= WHAT IS BEING ASKED =
Output each entry in full so that the result matches the data exactly.

(Dataset rows describing interfaces)
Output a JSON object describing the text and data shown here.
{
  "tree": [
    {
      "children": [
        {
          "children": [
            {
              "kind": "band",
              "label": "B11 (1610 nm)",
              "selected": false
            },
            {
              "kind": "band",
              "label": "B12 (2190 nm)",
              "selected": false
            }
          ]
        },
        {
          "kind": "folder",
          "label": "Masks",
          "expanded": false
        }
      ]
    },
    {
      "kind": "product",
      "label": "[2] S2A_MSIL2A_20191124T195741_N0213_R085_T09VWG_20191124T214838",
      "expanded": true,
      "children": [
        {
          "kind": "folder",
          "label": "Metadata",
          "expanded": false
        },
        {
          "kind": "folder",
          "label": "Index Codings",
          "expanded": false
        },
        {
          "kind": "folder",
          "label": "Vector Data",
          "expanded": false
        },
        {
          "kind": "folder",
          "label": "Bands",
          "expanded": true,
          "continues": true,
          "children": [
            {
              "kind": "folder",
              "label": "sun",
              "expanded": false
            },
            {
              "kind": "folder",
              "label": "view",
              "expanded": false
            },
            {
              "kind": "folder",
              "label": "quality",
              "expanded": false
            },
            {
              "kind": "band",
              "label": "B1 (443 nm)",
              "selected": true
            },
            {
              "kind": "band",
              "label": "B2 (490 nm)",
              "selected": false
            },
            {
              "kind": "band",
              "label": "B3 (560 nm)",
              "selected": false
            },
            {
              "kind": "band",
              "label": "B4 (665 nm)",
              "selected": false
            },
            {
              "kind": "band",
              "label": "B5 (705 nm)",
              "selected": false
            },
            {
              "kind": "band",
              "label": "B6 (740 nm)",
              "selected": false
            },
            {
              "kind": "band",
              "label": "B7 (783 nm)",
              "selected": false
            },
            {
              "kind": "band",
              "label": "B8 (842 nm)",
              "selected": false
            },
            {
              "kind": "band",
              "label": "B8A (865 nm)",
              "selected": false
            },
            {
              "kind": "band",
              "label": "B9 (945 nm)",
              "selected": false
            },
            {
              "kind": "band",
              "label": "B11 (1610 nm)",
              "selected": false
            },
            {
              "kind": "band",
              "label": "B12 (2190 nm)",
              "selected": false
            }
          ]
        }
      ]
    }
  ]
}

= YOUR SOLUTION =
Output a JSON object describing the text and data shown here.
{
  "tree": [
    {
      "children": [
        {
          "children": [
            {
              "kind": "band",
              "label": "B11 (1610 nm)",
              "selected": false
            },
            {
              "kind": "band",
              "label": "B12 (2190 nm)",
              "selected": false
            }
          ]
        },
        {
          "kind": "folder",
          "label": "Masks",
          "expanded": false
        }
      ]
    },
    {
      "kind": "product",
      "label": "[2] S2A_MSIL2A_20191124T195741_N0213_R085_T09VWG_20191124T214838",
      "expanded": true,
      "children": [
        {
          "kind": "folder",
          "label": "Metadata",
          "expanded": false
        },
        {
          "kind": "folder",
          "label": "Index Codings",
          "expanded": false
        },
        {
          "kind": "folder",
          "label": "Vector Data",
          "expanded": false
        },
        {
          "kind": "folder",
          "label": "Bands",
          "expanded": true,
          "continues": true,
          "children": [
            {
              "kind": "folder",
              "label": "sun",
              "expanded": false
            },
            {
              "kind": "folder",
              "label": "view",
              "expanded": false
            },
            {
              "kind": "folder",
              "label": "quality",
              "expanded": false
            },
            {
              "kind": "band",
              "label": "B1 (443 nm)",
              "selected": true
            },
            {
              "kind": "band",
              "label": "B2 (490 nm)",
              "selected": false
            },
            {
              "kind": "band",
              "label": "B3 (560 nm)",
              "selected": false
            },
            {
              "kind": "band",
              "label": "B4 (665 nm)",
              "selected": false
            },
            {
              "kind": "band",
              "label": "B5 (705 nm)",
              "selected": false
            },
            {
              "kind": "band",
              "label": "B6 (740 nm)",
              "selected": false
            },
            {
              "kind": "band",
              "label": "B7 (783 nm)",
              "selected": false
            },
            {
              "kind": "band",
              "label": "B8 (842 nm)",
              "selected": false
            },
            {
              "kind": "band",
              "label": "B8A (865 nm)",
              "selected": false
            },
            {
              "kind": "band",
              "label": "B9 (945 nm)",
              "selected": false
            },
            {
              "kind": "band",
              "label": "B11 (1610 nm)",
              "selected": false
            },
            {
              "kind": "band",
              "label": "B12 (2190 nm)",
              "selected": false
            }
          ]
        }
      ]
    }
  ]
}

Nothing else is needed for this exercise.